The backyard Salmonella threat spreading across America

More and more city dwellers and urban farmers have taken to raising chickens in their backyards. The trend has really picked up speed over the last couple of years, in large part because people want to have more control over the food they eat. The GMO wars, overuse of dangerous pesticides, growing use of antibiotics in livestock and the desire to be self-sufficient are just some of the reasons at-home farming and animal husbandry has become widespread.

But raising animals for food is something most of us have very little knowledge and experience with. And no matter how cute, sweet or entertaining farm critters can be in your back yard, you shouldn’t always interact with them in the same way you would the family dog — or cat for that matter.

And why not, you ask? Don’t chicks deserve love too? Well, probably. But if you’re not careful, showing poultry love contributes to an increase in food poisoning caused by Salmonella. And that’s what happens when people treat their backyard chickens as pets.

Rule #1: Don’t kiss the chickens

It’s no joke. Physical contact with pet poultry can make you seriously ill.

A report from the Centers for Disease Control and Prevention (CDC) shows that more than 180 cases of Salmonella in 40 states can be traced to pet chickens.

With the growing popularity of raising chickens and ducks for food and eggs, more people are now letting the birds into their houses and having close physical contact with the animals. And that’s a real problem.

If you are tempted to get up close and personal with a chicken, cuddling and kissing it as you might a puppy, heed the warning from the CDC: “These behaviors increase a person’s risk of a Salmonella infection.”

If you keep chickens or other birds, the CDC advises:

  • Wash your hands with soap and water after contact with the birds or any items in the areas where the birds spend time.
  • Don’t let the birds into your house. (This seems like a no-brainer to me. But, then, I’ve never been tempted to kiss a chicken.)
  • Don’t let children younger than 5 years, adults older than 65, and people with weakened immune systems handle or touch chicks, ducklings, or other live poultry. These people are more liable to develop severe illness from Salmonella.
  • Never kiss or snuggle with the birds. Do not touch your mouth, drink or eat around live birds.
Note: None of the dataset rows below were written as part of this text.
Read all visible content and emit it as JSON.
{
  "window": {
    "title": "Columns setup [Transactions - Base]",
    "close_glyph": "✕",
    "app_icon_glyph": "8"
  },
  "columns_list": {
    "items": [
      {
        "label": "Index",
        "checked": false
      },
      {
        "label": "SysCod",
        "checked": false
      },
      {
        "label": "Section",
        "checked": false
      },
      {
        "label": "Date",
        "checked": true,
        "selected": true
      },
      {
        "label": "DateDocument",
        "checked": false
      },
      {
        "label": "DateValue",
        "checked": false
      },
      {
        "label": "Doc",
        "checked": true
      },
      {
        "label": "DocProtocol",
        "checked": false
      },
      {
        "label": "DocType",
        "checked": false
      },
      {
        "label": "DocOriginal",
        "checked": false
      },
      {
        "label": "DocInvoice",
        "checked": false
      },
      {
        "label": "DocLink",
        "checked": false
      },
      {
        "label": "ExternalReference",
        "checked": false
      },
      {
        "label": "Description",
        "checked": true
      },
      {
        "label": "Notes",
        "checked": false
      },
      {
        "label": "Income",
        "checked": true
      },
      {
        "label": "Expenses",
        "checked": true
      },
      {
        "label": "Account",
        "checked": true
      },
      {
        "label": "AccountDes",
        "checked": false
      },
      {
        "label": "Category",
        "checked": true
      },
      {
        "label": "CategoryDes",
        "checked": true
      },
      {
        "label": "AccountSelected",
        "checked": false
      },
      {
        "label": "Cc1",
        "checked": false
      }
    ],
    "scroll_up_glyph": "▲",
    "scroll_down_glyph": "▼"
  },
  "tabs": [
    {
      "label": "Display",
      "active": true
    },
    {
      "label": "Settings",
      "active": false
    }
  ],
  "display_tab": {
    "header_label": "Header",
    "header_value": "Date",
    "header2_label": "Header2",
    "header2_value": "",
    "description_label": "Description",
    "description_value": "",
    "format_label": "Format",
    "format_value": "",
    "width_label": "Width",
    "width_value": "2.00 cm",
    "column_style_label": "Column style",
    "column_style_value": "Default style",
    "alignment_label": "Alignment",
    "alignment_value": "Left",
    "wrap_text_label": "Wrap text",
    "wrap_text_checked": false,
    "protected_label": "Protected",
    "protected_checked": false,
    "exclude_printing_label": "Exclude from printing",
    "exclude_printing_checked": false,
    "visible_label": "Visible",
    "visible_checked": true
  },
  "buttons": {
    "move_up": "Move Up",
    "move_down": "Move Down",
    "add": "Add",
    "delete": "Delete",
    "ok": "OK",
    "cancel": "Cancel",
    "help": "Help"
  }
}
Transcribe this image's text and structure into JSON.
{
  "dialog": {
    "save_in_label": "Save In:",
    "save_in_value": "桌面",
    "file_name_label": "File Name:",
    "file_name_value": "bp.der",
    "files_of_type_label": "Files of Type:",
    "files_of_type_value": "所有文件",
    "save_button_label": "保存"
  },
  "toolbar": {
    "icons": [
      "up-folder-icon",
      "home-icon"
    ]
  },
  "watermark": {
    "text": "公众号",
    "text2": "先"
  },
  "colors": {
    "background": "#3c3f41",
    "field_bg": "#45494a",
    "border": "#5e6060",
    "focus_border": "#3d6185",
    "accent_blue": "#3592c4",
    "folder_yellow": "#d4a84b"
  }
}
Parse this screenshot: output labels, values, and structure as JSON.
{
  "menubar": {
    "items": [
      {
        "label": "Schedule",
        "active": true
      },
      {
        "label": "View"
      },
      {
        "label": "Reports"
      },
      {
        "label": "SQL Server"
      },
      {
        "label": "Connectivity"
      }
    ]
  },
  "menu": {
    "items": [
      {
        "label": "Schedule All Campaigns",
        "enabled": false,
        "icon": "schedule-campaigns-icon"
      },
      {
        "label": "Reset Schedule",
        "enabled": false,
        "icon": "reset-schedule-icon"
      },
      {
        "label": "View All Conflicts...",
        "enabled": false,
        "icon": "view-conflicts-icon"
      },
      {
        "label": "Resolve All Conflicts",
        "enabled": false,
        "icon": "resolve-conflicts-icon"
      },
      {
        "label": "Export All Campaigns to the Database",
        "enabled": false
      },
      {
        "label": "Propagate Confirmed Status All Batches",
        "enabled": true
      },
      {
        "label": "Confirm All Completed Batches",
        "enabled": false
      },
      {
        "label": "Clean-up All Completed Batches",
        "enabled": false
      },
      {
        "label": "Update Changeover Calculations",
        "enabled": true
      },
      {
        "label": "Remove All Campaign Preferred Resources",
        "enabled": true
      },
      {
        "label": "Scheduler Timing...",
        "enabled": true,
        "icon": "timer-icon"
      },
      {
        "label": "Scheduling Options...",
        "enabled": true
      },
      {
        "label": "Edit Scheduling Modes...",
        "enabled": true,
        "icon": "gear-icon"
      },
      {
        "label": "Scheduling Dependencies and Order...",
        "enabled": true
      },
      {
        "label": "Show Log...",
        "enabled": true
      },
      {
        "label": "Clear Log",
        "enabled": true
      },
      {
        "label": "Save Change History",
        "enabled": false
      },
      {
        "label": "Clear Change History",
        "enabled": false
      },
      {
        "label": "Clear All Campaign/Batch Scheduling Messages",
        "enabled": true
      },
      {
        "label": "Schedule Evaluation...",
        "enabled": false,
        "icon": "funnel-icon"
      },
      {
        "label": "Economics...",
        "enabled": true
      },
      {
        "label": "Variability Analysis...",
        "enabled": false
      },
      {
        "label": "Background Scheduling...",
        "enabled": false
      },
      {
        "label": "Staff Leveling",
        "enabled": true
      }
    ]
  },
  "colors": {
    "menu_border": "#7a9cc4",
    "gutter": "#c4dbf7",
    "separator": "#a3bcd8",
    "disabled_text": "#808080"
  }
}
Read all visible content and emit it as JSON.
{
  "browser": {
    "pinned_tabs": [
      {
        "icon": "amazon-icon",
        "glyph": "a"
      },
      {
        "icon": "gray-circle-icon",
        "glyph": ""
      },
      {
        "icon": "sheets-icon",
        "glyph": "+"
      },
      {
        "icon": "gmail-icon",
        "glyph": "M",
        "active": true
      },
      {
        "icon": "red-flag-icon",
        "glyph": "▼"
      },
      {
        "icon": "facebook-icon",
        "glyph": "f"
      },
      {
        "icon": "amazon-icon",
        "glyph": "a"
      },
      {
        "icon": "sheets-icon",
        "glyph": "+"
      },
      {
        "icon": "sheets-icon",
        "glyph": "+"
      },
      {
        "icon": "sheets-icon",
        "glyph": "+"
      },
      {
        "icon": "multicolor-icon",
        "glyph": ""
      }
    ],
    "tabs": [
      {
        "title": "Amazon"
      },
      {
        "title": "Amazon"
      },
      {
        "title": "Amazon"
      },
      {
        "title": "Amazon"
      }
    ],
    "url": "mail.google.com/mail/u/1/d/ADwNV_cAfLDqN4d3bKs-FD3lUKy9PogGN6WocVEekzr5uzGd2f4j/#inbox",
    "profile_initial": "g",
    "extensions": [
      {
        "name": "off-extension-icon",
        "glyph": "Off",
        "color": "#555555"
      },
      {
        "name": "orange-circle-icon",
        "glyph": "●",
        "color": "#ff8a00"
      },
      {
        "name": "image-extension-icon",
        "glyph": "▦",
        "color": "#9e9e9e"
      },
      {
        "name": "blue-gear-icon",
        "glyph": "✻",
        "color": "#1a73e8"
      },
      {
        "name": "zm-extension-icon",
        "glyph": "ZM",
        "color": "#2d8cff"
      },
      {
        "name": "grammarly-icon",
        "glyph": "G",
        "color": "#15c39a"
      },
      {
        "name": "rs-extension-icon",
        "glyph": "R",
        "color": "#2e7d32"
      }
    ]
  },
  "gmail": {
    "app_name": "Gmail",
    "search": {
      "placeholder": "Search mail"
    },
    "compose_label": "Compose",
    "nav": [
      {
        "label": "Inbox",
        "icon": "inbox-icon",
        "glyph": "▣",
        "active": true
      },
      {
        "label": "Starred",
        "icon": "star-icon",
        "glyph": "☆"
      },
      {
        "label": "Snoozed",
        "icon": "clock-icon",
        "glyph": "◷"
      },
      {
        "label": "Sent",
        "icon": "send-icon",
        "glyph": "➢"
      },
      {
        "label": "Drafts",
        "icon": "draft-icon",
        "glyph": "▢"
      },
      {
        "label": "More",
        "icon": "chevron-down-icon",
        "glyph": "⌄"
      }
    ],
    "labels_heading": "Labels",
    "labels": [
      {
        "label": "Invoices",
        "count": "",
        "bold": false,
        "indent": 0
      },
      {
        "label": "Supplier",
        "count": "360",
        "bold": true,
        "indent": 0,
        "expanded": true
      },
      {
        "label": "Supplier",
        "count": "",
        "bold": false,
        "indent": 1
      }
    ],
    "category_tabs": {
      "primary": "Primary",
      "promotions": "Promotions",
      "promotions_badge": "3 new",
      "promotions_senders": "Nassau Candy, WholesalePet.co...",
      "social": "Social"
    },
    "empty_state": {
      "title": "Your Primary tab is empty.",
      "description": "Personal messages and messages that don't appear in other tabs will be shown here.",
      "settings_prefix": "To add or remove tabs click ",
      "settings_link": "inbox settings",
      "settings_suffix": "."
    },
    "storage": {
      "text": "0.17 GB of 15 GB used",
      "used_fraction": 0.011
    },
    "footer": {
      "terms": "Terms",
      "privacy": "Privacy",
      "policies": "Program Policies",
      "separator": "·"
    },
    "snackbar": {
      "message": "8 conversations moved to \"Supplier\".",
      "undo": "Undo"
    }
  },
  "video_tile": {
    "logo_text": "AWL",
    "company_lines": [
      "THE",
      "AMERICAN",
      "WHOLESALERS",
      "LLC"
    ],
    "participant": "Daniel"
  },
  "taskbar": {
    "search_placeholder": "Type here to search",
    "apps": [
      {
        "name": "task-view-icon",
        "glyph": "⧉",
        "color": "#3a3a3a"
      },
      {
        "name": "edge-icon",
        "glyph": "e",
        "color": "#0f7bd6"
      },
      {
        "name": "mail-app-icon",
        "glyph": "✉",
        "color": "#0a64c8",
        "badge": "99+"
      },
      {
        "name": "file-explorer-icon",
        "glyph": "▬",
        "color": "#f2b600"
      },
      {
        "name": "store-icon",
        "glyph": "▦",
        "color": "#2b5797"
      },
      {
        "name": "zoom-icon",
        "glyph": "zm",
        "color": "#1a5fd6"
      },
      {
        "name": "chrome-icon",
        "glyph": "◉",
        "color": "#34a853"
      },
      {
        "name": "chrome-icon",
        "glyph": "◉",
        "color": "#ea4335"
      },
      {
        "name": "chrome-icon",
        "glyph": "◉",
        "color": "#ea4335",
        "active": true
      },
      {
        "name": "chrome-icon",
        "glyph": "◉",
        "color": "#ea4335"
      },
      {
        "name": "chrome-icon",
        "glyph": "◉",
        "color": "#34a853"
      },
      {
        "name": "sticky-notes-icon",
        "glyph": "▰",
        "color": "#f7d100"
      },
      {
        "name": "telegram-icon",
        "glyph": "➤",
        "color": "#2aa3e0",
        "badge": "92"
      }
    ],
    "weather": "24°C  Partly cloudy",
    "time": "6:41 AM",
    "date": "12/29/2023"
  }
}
Chicken whisperer, Patricia Foreman, author of the book City Chicks, and host of a daily talk-radio program, Backyard Poultry with the Chicken Whisperer, offers advice that seems to concur with the CDC. She says, “We need to treat chicks and poultry like livestock rather than pets. Don’t let kids cuddle them, and don’t keep them inside.”

Rule #2: Wash up and cook well

You can still be at risk for Salmonella without coming in direct contact with farm animals like chickens. In fact most of us are more likely to eat something that’s contaminated with the bacteria. The CDC’s general advice about avoiding Salmonella from food includes:

  • Always cook poultry, ground beef, and eggs thoroughly. Don’t consume foods that include raw meat or raw eggs.
  • If a restaurant gives you undercooked eggs, poultry or meat, send it back to be cooked more thoroughly.
  • After contact with raw meat or poultry always wash your hands, kitchen counter tops and utensils with soap and hot water immediately.
  • Be very cautious with foods that are served to infants, the elderly and anyone who has a compromised immune system.

While raising chickens in your own back yard may seem like a good idea at first (who wouldn’t appreciate free eggs?), to do it properly and safely is not cheap. In a recent article in Forbes, a backyard farmer from Merced, California calculated that after building the coop, buying the feed, paying the vet, spending countless hours maintaining the coop and administering care to his chicks, his eggs were costing him about $40 a dozen. Don’t forget the doctor visits if you and the family end up with Salmonella after cuddling the chicks.


Carl Lowe

By Carl Lowe

has written about health, fitness and nutrition for a wide range of publications including Prevention Magazine, Self Magazine and Time-Life Books. The author of more than a dozen books, he has been gluten-free since 2007.